Whichever lines of the entries hold the word "text" should be identified and copied.

## Material supplied
-*-
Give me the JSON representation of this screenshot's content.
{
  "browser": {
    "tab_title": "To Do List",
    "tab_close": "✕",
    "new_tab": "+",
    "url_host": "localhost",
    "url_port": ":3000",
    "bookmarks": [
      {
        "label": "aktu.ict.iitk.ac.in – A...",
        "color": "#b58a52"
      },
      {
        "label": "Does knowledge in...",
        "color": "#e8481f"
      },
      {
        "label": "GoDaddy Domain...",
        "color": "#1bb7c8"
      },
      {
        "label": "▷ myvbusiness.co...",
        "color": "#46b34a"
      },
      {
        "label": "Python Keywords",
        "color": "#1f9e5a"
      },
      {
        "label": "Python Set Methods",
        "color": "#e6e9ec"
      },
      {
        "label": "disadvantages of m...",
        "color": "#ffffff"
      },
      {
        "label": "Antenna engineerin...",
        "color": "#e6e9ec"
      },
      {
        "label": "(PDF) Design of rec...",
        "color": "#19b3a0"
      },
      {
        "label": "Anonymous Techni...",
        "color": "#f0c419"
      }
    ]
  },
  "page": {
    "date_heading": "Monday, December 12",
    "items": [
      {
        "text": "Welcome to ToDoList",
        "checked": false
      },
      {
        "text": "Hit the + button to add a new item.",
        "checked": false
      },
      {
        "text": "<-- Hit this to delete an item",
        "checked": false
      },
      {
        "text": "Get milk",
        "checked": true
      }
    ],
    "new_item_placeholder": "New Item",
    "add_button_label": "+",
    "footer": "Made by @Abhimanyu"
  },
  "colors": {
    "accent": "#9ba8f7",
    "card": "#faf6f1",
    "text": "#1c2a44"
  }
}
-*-
## Written answer
        "text": "Welcome to ToDoList",
        "text": "Hit the + button to add a new item.",
        "text": "<-- Hit this to delete an item",
        "text": "Get milk",
    "text": "#1c2a44"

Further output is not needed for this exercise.